Similar to COVID-19, a cytokine storm was observed in hMPXV infection, resulting in high levels of interleukins IL-4, -5, -6 and -10 and low levels of tumor necrosis factor-alpha, interferon-alpha. and gamma, along with IL-2 and -12. hMPXV infections also induced a cascade of complementary B cell responses. In addition, six monoclonal antibodies were identified targeting A33, B5, L1, D8, H3 and A27, which protected against orthopoxviral respiratory and systemic infections.
Diagnostic modalities for hMPXV
Diagnosis of hMPXV can be made by viral culture and isolation, PCR, IgM/IgG serological testing, immunohistochemistry of specific antigens, and electron microscopy with negative staining of the rash. In addition, a sensitive diagnostic tool called Antibody Immuno Column for Analytical Processes (AICAP) immunofiltration tool was developed to detect all zoonotic orthopoxviruses. A recombinase polymerase amplification (RPA) assay has recently been developed that can detect the G2R gene of the virus in less than 7 minutes. Metabolic activity, along with lymph node size, can also determine the presence of hMPXV infection. Also includes positron emission tomography/computed tomography (PET/CT) imaging [18F]-Fluorodeoxyglucose (FDG) was found to accurately predict the course of hMPXV disease for non-human primate models.
treatment and prophylaxis
Antiviral treatment with cidofovir or another associated acyclic nucleoside phosphonate analogue was observed to be more effective in treating lethal hMPXV in monkeys after 24 hours of exposure compared to smallpox vaccination. However, a new antiviral called PAV-164 has been developed to inhibit MPXV replication and overcome resistance to available antivirals. Revesterol, a natural polyphenol, was also found to significantly reduce hMPXV replication in vitro against both classes.
The Advisory Committee on Immunization Practices (ACIP) has recommended the use of the JYNNEOS vaccine as an alternative to the ACAM2000 vaccine in 2022. Developed from a replication-deficient modified vaccinia virus Ankara (MVA), JYNNEOS can be administered in a 2-dose schedule with 28 days between doses. Those exposed to more virulent orthopoxviruses are recommended to have a booster dose every two years, while those exposed to less virulent orthopoxviruses are recommended to have a booster dose every ten years.
Recently, a DNA vaccine known as 4pox was also developed to inhibit viral shedding and prevent the adverse effects of infection. In addition, recombinant vaccinia virus immunoglobulin (rVIG) and two human chimeric monoclonal antibodies, c8A and c7D11, were also found to be active against MPXV. In addition, CRISPR/Cas9-based targeted antivirals have also been observed to reduce the viral titer of orthopoxvirus by approximately 90%. With the advent of ring vaccination in countries such as the UK, US and Canada, it is critical to develop safer, more effective and more easily distributed vaccines that can reduce severity and prevent hMPXV infection.
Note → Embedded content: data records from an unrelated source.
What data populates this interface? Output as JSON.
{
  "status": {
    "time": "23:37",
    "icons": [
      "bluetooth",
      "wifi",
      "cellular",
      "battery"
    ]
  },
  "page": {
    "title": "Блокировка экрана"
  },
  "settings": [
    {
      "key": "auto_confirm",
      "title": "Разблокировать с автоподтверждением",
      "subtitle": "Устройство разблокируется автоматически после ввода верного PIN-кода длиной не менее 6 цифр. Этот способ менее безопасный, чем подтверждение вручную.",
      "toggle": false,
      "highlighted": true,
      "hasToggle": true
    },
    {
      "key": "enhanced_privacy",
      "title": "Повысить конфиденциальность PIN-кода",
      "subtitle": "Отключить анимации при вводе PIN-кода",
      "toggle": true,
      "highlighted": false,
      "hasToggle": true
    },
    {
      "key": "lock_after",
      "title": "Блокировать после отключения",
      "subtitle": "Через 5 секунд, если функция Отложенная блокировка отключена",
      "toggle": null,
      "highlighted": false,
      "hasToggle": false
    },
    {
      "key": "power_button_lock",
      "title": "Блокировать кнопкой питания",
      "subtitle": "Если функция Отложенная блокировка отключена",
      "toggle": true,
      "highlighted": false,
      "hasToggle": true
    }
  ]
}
The 2022 outbreak
The 2022 global eruption is interesting because it has no connections to West or Central Africa. Additionally, the transmission of the virus, mainly among men who have sex with men (MSM), is quite intriguing. The WA clade has been linked to the 2022 outbreak, which is known to cause mild infection and less human-to-human transmission. Increased human-animal interactions and climate change are thought to accelerate zoonotic spillover events. Epidemiological institutions and public health officials must be aware and vigilant to identify future zoonotic infections, provide treatment options, and guide the general population.
Human monkeypox virus is a neglected zoonotic pathogen that was discovered many years ago. However, the recent outbreak in 2022 underscores the need for constant surveillance of the virus and the development of new and effective therapies. In addition, more research needs to be done to manage and contain the rapid spread of hMPXV around the world.